**Your task**
Report only how many lines of the records contain the word "import".

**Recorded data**
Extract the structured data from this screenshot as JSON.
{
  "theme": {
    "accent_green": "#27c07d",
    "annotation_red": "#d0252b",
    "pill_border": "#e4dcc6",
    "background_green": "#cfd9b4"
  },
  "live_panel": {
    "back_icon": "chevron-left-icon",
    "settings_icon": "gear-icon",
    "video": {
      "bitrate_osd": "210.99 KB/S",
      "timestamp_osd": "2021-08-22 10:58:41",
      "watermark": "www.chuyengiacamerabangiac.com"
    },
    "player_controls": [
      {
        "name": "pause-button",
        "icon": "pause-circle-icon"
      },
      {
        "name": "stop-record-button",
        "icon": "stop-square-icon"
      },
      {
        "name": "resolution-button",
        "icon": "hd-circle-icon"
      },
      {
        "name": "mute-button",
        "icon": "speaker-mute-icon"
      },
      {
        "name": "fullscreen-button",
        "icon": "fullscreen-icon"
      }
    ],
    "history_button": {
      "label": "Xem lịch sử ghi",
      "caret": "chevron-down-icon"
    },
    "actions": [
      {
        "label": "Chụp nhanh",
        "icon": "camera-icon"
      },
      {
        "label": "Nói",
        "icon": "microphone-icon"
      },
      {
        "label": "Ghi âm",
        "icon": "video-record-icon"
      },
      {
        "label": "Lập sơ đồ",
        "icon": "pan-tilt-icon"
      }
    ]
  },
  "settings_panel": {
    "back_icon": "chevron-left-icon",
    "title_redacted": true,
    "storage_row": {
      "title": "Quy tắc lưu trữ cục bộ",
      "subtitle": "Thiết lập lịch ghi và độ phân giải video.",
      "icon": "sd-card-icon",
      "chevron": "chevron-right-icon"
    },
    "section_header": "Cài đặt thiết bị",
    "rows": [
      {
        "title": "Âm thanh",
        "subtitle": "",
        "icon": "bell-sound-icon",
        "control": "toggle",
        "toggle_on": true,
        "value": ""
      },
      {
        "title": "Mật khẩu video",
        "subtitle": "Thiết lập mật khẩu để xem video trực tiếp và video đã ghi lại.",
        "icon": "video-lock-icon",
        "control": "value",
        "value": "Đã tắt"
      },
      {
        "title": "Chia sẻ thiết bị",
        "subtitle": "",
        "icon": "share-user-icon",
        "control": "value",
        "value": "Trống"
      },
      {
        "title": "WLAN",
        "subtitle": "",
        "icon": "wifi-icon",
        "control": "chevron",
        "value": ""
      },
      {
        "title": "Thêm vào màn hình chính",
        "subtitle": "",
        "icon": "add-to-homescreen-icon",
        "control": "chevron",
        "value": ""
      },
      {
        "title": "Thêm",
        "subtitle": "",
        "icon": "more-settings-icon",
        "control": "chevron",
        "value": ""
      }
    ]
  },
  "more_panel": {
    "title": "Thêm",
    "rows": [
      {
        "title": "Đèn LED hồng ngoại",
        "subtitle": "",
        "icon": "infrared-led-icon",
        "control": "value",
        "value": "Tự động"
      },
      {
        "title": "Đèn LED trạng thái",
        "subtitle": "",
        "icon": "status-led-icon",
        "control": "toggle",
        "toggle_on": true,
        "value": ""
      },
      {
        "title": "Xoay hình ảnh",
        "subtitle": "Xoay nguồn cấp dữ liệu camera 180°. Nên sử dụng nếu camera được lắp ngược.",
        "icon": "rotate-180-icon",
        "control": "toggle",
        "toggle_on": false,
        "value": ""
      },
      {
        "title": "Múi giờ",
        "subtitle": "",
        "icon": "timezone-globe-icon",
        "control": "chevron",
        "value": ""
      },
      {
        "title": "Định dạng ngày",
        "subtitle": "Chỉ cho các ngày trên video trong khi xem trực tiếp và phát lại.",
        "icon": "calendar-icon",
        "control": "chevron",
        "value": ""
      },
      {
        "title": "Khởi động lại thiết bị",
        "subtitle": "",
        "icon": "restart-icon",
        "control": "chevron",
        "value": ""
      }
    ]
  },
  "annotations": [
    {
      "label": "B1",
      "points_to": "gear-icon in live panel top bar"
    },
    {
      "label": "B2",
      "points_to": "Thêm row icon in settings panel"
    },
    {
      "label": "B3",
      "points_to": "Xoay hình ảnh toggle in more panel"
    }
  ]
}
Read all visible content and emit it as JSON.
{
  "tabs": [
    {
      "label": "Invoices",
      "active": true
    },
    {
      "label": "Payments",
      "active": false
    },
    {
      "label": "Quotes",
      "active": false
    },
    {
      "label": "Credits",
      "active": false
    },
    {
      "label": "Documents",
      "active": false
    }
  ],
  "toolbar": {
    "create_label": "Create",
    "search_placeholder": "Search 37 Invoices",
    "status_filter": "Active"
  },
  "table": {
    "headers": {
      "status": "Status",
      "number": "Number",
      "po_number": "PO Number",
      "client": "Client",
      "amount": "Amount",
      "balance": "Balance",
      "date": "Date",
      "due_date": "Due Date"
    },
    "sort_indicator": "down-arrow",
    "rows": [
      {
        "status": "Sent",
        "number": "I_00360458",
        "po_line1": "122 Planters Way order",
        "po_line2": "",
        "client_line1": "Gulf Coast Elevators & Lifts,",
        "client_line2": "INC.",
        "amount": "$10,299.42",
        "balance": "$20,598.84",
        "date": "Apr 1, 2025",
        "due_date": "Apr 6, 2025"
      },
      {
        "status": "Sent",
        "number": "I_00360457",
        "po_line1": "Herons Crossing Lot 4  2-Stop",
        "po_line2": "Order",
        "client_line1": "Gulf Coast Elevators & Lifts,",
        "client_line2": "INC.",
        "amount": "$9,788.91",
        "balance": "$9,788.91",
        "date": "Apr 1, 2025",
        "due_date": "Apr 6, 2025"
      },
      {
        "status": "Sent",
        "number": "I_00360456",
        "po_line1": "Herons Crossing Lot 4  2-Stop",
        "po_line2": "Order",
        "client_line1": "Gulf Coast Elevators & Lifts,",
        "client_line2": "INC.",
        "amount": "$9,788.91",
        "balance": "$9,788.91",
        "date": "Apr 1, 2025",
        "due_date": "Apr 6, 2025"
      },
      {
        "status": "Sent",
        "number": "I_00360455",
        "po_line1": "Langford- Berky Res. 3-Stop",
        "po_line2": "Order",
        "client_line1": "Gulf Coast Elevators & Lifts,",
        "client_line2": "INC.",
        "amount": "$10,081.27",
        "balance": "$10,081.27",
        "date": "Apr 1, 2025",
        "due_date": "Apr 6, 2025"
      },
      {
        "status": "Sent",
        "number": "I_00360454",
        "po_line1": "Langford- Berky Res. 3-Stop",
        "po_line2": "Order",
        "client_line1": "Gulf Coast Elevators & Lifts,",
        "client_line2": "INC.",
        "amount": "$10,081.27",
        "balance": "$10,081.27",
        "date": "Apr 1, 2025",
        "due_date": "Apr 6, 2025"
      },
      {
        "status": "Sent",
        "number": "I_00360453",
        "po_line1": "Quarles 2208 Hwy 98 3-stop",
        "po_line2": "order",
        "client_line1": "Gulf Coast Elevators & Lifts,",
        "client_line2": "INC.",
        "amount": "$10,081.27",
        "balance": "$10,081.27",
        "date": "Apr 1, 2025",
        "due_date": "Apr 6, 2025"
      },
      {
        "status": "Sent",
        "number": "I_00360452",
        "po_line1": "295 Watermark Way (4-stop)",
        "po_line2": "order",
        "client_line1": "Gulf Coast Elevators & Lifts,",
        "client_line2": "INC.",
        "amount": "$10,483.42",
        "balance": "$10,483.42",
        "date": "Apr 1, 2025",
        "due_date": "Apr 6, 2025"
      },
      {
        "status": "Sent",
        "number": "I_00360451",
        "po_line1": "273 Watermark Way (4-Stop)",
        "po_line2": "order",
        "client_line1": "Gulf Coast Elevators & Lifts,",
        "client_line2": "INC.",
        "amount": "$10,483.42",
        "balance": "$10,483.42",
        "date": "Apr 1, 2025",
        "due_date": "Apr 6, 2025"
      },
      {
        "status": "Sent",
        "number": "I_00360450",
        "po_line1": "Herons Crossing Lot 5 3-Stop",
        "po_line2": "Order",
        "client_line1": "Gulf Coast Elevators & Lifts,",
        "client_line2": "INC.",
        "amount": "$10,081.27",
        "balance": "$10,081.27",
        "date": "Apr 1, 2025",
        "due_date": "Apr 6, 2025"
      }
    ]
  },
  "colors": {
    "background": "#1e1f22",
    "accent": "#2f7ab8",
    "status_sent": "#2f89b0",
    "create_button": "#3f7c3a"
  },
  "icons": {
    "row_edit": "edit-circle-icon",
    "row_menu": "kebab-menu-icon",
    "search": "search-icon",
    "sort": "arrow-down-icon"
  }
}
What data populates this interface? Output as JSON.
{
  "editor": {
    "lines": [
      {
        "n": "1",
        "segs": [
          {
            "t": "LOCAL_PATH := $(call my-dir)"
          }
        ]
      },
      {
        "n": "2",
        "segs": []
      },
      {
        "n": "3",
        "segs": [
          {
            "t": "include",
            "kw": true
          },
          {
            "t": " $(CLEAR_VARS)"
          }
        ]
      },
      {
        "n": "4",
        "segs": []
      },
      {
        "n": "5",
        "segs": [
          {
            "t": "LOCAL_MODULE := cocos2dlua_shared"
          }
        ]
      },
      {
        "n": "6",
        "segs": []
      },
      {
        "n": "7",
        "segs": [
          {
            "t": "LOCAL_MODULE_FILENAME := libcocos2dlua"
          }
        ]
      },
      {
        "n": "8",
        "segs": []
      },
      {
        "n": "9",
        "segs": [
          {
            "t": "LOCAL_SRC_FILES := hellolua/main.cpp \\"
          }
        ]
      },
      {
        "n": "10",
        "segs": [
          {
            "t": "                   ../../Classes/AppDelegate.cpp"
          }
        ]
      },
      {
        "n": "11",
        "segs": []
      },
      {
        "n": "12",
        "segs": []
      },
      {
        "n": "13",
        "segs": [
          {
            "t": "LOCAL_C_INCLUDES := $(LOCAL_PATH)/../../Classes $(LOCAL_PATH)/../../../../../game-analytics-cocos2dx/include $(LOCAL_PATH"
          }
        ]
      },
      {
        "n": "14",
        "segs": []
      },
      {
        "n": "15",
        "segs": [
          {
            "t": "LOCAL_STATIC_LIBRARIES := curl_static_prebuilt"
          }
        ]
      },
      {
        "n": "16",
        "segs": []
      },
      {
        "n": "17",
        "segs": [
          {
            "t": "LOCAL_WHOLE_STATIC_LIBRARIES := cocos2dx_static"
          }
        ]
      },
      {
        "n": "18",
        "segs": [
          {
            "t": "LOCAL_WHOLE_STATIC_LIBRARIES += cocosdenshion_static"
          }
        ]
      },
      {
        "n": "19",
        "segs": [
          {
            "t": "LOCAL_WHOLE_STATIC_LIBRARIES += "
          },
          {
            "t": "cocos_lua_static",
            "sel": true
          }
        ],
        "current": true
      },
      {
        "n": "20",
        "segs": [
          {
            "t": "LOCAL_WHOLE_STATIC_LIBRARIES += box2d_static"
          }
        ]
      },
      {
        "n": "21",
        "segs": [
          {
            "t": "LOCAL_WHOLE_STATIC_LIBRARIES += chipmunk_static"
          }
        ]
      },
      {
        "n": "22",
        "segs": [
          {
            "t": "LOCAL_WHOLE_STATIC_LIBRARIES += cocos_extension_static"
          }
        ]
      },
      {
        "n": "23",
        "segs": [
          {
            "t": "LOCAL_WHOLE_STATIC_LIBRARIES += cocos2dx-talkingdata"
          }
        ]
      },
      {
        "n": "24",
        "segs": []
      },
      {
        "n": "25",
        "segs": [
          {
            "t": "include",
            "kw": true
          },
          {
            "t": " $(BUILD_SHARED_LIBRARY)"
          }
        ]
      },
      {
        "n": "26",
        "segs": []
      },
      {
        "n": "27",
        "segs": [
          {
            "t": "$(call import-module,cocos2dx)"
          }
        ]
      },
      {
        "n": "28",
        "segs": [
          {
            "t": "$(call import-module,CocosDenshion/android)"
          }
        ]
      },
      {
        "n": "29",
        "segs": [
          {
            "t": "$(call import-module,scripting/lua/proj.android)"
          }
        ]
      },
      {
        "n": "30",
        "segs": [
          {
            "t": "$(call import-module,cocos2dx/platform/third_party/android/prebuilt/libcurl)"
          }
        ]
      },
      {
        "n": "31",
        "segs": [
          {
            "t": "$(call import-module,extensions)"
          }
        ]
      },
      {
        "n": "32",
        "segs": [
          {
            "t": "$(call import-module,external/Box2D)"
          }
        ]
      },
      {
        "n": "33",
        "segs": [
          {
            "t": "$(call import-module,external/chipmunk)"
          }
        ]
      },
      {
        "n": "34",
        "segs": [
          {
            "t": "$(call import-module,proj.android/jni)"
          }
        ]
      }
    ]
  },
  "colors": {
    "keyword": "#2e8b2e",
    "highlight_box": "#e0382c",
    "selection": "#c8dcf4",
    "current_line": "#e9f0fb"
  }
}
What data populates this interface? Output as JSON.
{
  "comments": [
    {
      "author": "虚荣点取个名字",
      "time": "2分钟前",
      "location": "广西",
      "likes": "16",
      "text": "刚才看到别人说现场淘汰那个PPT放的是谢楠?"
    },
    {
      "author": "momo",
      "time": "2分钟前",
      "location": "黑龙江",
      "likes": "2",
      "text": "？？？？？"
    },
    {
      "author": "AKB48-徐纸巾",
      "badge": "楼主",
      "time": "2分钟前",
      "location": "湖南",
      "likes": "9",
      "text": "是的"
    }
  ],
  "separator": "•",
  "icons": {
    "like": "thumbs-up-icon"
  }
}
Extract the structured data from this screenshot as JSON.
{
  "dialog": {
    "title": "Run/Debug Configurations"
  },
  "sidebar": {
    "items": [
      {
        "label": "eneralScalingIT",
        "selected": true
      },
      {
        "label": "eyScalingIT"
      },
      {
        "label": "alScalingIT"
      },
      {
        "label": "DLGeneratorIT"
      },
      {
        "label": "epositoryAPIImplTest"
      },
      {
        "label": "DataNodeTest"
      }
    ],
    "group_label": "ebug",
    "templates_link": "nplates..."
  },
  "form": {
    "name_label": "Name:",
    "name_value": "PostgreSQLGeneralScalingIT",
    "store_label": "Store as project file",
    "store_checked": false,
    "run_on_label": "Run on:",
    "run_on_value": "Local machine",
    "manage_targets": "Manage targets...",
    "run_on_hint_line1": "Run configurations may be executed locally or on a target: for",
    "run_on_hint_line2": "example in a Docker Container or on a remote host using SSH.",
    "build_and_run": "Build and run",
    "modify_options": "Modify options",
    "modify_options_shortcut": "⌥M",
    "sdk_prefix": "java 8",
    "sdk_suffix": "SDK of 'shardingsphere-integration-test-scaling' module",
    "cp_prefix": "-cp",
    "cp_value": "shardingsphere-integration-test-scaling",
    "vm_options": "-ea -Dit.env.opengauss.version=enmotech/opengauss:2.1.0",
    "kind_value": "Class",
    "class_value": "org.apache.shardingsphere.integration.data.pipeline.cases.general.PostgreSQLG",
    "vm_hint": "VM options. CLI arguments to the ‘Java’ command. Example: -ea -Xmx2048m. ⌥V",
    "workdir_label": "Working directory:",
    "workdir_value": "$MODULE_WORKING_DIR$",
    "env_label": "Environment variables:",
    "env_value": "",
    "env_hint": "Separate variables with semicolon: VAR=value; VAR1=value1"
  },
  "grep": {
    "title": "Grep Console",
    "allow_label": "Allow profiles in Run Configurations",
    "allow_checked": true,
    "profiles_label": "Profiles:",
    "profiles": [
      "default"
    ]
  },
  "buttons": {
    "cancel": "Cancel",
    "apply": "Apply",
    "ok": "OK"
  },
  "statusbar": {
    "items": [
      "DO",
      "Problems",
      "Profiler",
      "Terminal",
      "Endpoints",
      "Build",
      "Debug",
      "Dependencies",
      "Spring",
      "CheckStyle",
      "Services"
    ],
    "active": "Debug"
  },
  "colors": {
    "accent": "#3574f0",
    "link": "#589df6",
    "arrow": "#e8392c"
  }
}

**Answer to this exercise**
8